▼▼▼

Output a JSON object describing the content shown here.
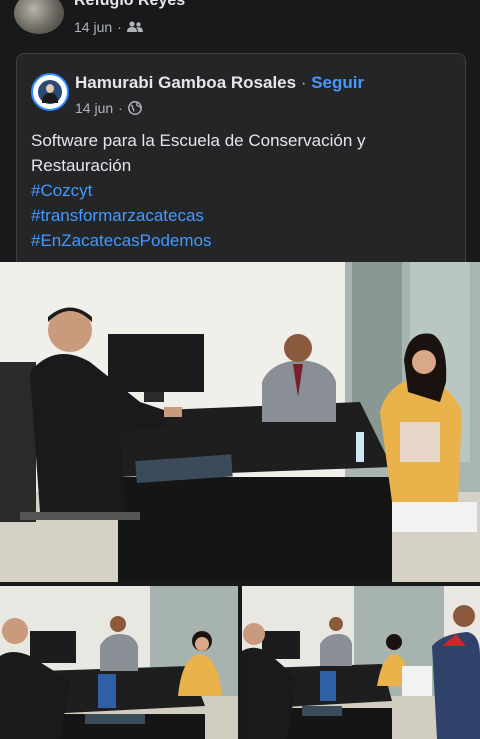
{
  "top_post": {
    "author": "Refugio Reyes",
    "date": "14 jun",
    "separator": "·",
    "audience_icon": "friends-icon"
  },
  "shared_post": {
    "author": "Hamurabi Gamboa Rosales",
    "separator": "·",
    "follow_label": "Seguir",
    "date": "14 jun",
    "audience_icon": "globe-icon",
    "text": "Software para la Escuela de Conservación y Restauración",
    "hashtags": [
      "#Cozcyt",
      "#transformarzacatecas",
      "#EnZacatecasPodemos"
    ]
  },
  "colors": {
    "background": "#18191a",
    "card": "#242526",
    "link": "#4599ff",
    "text": "#e4e6eb",
    "muted": "#b0b3b8"
  }
}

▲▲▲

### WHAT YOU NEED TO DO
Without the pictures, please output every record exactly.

### EXPECTED ANSWER
Output a JSON object describing the content shown here.
{
  "top_post": {
    "author": "Refugio Reyes",
    "date": "14 jun",
    "separator": "·",
    "audience_icon": "friends-icon"
  },
  "shared_post": {
    "author": "Hamurabi Gamboa Rosales",
    "separator": "·",
    "follow_label": "Seguir",
    "date": "14 jun",
    "audience_icon": "globe-icon",
    "text": "Software para la Escuela de Conservación y Restauración",
    "hashtags": [
      "#Cozcyt",
      "#transformarzacatecas",
      "#EnZacatecasPodemos"
    ]
  },
  "colors": {
    "background": "#18191a",
    "card": "#242526",
    "link": "#4599ff",
    "text": "#e4e6eb",
    "muted": "#b0b3b8"
  }
}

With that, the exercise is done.